──────── Source data ────────
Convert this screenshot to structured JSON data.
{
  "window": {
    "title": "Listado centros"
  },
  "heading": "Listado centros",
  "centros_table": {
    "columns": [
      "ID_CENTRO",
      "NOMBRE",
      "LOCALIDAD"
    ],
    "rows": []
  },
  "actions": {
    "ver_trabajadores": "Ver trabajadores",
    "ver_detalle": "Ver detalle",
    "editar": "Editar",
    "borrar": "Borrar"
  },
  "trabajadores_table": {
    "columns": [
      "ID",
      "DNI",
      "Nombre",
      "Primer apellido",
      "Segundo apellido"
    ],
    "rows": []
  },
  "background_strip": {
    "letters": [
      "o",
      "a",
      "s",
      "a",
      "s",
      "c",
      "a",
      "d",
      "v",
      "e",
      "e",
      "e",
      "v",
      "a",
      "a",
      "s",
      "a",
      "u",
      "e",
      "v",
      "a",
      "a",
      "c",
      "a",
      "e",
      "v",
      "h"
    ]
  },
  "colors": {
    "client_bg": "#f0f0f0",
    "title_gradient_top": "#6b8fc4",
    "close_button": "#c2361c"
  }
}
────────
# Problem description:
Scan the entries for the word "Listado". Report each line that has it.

# The completed task:
    "title": "Listado centros"
  "heading": "Listado centros",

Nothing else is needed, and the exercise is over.